The Benicia Volunteer Firemen, Incorporated was founded in 1847. It is the oldest continuously operated volunteer fire service in California, and it was the first volunteer fire organization west of the Mississippi. The founding of the volunteer firefighter organization coincided with the arrival of the Phoenix, Benicia’s first fire truck. The Phoenix was built in 1820 and served for her first 27 years in the New York Volunteer Fire Department. In 1847, it was purchased by the Pacific Mail Steamship Company and became the first fire engine to travel to California. It was brought to Benicia in 1849, the same year the city was founded by Dr. Robert Semple and Thomas Larkin. Joining the Fire Department became the ultimate goal for young men in Benicia. They vied amongst themselves for acceptance by the firemen. Only the most able-bodied and deft were allowed to handle the pumper.

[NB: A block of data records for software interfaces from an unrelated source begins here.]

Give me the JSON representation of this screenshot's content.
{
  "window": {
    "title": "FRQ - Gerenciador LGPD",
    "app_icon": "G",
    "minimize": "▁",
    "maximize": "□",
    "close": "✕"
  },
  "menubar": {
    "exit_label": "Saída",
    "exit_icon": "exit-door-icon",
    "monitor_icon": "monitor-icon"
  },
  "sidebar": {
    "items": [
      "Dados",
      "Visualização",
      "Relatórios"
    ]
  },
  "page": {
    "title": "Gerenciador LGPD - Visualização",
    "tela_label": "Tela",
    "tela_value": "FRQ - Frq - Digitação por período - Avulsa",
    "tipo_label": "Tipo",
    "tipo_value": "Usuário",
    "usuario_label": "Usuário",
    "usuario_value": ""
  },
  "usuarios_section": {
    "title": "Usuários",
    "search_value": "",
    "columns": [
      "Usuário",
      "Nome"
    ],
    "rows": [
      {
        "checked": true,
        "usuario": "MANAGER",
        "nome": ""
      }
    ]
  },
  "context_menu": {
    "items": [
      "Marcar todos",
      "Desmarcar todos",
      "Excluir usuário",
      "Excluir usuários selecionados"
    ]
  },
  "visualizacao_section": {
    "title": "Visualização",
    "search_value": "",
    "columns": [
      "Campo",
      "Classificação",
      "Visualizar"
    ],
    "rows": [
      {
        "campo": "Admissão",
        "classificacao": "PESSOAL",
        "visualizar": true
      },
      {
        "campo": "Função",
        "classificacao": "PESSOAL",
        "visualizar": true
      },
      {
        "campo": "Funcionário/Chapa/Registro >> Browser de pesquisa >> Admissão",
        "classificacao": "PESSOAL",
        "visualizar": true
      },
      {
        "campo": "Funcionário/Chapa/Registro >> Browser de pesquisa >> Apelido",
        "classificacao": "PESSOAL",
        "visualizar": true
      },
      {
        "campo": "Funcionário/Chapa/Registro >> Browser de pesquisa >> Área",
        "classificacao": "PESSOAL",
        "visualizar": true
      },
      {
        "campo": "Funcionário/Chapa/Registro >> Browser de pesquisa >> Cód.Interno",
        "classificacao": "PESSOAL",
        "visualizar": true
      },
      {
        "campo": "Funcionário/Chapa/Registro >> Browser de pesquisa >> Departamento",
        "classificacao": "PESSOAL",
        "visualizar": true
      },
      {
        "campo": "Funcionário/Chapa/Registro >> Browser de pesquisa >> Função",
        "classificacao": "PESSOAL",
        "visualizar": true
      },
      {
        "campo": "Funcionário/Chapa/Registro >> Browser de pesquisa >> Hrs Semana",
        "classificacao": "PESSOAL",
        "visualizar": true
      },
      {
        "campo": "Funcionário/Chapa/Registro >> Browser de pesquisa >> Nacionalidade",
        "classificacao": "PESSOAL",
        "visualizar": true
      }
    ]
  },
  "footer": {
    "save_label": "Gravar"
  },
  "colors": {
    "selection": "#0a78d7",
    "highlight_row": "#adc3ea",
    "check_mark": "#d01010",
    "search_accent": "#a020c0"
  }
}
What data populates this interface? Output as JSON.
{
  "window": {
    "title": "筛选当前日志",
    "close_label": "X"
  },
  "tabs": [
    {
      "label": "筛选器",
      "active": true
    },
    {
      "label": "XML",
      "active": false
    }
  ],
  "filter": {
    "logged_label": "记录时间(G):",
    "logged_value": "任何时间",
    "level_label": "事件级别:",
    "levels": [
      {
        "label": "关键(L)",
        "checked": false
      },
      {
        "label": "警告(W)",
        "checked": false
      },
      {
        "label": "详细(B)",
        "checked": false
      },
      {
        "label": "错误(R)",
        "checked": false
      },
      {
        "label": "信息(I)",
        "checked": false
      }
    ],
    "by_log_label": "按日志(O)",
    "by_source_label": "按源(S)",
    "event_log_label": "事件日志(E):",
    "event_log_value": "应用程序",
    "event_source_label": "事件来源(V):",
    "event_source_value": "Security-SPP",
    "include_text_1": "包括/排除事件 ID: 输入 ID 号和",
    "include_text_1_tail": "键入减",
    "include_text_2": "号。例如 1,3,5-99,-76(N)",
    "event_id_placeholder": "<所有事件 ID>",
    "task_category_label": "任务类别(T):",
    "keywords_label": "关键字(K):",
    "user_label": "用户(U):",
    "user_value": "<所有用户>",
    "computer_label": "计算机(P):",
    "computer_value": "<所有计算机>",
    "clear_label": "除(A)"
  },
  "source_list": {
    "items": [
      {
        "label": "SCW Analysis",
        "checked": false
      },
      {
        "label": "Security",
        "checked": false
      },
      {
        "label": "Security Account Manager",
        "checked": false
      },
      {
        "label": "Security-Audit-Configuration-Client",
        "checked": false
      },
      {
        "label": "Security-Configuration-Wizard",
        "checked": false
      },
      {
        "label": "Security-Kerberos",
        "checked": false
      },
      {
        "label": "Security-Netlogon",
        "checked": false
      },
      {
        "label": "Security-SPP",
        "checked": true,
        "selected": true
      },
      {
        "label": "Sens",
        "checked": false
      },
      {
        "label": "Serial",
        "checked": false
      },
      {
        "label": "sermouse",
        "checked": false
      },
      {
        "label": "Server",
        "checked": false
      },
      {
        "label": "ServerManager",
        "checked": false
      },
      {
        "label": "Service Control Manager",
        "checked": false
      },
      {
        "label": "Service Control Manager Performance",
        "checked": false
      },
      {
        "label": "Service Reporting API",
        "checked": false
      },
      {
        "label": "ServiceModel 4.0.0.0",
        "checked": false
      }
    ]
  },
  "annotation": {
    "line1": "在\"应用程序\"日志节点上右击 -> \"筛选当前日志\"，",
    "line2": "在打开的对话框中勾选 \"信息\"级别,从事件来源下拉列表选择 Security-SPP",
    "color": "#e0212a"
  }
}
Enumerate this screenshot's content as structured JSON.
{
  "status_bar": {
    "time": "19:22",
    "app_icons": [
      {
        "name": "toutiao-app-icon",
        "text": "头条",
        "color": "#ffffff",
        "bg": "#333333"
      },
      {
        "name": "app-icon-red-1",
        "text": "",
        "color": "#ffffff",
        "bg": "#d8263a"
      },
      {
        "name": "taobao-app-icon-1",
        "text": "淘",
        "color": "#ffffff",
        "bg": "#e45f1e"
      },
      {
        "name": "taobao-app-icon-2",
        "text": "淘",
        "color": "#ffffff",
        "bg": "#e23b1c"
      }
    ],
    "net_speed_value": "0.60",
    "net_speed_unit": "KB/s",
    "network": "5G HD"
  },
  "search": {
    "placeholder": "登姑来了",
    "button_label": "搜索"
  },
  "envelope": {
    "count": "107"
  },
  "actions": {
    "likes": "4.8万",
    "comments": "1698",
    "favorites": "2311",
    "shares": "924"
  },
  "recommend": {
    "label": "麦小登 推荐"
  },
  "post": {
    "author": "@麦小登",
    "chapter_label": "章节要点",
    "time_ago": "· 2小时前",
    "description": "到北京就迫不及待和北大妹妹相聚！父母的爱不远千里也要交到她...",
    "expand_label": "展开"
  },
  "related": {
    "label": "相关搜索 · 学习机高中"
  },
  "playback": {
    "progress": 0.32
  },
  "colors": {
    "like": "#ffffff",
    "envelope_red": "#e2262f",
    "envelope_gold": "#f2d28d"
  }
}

The volunteer fire department was called the “bucket brigade,” as every house holder in Benicia was required to have a fire bucket.
For better protection, a water system was constructed along First Street with cisterns at every block and the volunteers used the Phoenix engine, which was located on East Sixth Street and H Street, to battle flames. It remained in service for 74 years, but in the early 1900s it was replaced by a state of the art steam engine. In 1923 the Phoenix was loaned to the De Young Museum in San Francisco and was on exhibition there until 1966, when it returned to Benicia.
Benicia’s first fire brigade was made up of ordinary citizens.
The area’s first station, the Solano Engine Company Fire House, was on First Street, not far from the Benicia State Capitol. As illustrious as the history of the Benicia Volunteer Firemen is, there is much more to the organization than its history. Now, volunteers undergo extensive training, including learning some of the same skills that professional firefighters must have. That includes climbing to the top of a fully extended engine ladder and learning how to use extraction tools. It also means learning how to handle wildfires that now occur with greater frequency.
Benicia Fire Department firefighters respect the volunteers and give them as much experience and exposure as possible, so volunteers can support them in times of need. The volunteers have learned cardiopulmonary resuscitation and first-responder medical training — which is very valuable knowledge because it can be used not only in fire situations, but also in other emergencies.
Pagers and smartphones have replaced the whistles and bells that summoned volunteers in previous eras, but some vestiges of the past remain. Harkening back to the city’s early days, Phoenix Group is the name of one of four groups into which today’s fire volunteers are divided. The others are Active Reservists, made up of about 10 members who are working to become professional firefighters; the Logistical Support Group, six to eight people who make sure the equipment and supplies are ready and restocked for firefighters battling a blaze; and the Benicia Fire Museum Docents, between seven and 10 volunteers who guide visitors through the museum’s exhibits.
900 E 2nd St, Benicia, CA 94510